text-only page produced automatically by LIFT Text Transcoder Skip all navigation and go to page contentSkip top navigation and go to directorate navigationSkip top navigation and go to page navigation
National Science Foundation
News
design element
News
News From the Field
For the News Media
Special Reports
Research Overviews
NSF-Wide Investments
Speeches & Lectures
NSF Current Newsletter
Multimedia Gallery
News Archive
News by Research Area
Arctic & Antarctic
Astronomy & Space
Biology
Chemistry & Materials
Computing
Earth & Environment
Education
Engineering
Mathematics
Nanoscience
People & Society
Physics
 

Email this pagePrint this page
All Images


Press Release 10-158
"Stocky Dragon" Dinosaur Terrorized Late Cretaceous Europe

Balaur bondoc used extendable claws to attack and tear apart prey

Back to article | Note about images

Photo of the fossilized hindlimb of Balaur bondoc.

The fossilized hindlimb of Balaur bondoc shows the double-sickle claws of the foot, one of 20 unique features found on the animal, which lived on a Late Cretaceous island in what is now Europe.

Credit: Mick Ellison


Download the high-resolution JPG version of the image. (117 KB)

Use your mouse to right-click (Mac users may need to Ctrl-click) the link above and choose the option that will save the file or target to your computer.

Audio Only icon

Play Audio
Lead author Zoltan Csiki of the University of Bucharest and co-author Mark Norell of the American Museum of Natural History describe the new dinosaur Balaur bondoc, and how it was found, in an audio call-in program with NSF.

Credit: National Science Foundation

 

A reconstruction showing the skeletal anatomy of Balaur bondoc.

A reconstruction shows the skeletal anatomy of Balaur bondoc. While only a few bones exist, they reveal a great deal about the organism, and represent one of the most complete predatory dinosaur skeletons from the middle to Late Cretaceous of Europe.

Credit: Mick Ellison; Zoltan Csiki; Matyas Vremir; Stephan Brusatte; Mark Norell; AMNH


Download the high-resolution JPG version of the image. (543 KB)
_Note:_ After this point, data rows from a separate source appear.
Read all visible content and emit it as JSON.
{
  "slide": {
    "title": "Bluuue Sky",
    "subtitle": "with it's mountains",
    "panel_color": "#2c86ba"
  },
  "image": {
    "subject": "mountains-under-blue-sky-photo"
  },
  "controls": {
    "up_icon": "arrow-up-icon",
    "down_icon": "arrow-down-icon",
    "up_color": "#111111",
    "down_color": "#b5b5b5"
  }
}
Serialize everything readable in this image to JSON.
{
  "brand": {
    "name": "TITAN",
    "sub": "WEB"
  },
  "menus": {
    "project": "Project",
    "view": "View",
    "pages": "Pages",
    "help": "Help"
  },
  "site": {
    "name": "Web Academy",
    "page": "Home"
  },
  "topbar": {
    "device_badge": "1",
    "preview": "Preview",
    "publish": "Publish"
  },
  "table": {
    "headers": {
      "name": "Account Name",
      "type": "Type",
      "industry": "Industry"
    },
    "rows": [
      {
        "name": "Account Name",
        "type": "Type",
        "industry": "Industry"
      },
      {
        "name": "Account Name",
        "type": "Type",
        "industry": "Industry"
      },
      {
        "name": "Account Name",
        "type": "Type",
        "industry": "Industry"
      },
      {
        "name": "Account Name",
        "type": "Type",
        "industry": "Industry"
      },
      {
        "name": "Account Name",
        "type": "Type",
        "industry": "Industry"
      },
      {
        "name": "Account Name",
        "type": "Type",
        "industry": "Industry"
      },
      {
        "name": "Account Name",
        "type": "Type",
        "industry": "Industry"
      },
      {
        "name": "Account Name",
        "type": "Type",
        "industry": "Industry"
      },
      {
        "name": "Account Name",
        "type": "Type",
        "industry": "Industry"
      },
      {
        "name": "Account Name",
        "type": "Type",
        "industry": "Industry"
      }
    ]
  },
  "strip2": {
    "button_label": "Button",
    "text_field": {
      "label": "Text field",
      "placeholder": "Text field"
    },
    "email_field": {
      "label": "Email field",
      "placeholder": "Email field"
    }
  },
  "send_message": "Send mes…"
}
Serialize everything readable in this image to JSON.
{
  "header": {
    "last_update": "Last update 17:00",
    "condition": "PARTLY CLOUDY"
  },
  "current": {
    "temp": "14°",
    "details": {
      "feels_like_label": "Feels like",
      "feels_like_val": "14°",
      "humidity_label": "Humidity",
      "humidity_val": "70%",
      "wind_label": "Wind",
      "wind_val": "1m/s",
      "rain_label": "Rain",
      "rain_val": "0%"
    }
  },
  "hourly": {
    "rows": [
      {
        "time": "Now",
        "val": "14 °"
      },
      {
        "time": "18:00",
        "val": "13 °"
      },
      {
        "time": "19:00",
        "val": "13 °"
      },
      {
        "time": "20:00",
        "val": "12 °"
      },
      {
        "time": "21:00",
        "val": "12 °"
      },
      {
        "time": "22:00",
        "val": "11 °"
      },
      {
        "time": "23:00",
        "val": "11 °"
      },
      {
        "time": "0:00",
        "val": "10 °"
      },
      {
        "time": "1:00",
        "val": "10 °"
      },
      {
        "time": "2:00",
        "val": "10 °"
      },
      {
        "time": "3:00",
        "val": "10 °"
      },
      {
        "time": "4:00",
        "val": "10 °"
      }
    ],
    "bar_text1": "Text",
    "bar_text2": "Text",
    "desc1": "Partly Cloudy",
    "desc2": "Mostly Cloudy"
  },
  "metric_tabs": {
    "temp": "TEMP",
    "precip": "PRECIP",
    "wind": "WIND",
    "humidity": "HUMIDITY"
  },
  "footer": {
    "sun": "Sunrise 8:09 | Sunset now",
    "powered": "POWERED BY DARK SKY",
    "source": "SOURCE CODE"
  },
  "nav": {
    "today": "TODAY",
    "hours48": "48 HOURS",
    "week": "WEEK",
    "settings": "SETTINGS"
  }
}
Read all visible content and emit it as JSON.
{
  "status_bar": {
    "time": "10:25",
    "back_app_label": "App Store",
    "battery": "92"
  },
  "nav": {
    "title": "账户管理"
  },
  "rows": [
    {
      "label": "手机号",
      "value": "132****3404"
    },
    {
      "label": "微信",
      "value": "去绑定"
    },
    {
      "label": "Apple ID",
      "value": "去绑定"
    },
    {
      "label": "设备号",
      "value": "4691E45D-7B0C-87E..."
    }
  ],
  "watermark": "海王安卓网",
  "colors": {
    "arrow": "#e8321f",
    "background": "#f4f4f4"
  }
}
Use your mouse to right-click (Mac users may need to Ctrl-click) the link above and choose the option that will save the file or target to your computer.



Email this pagePrint this page
Back to Top of page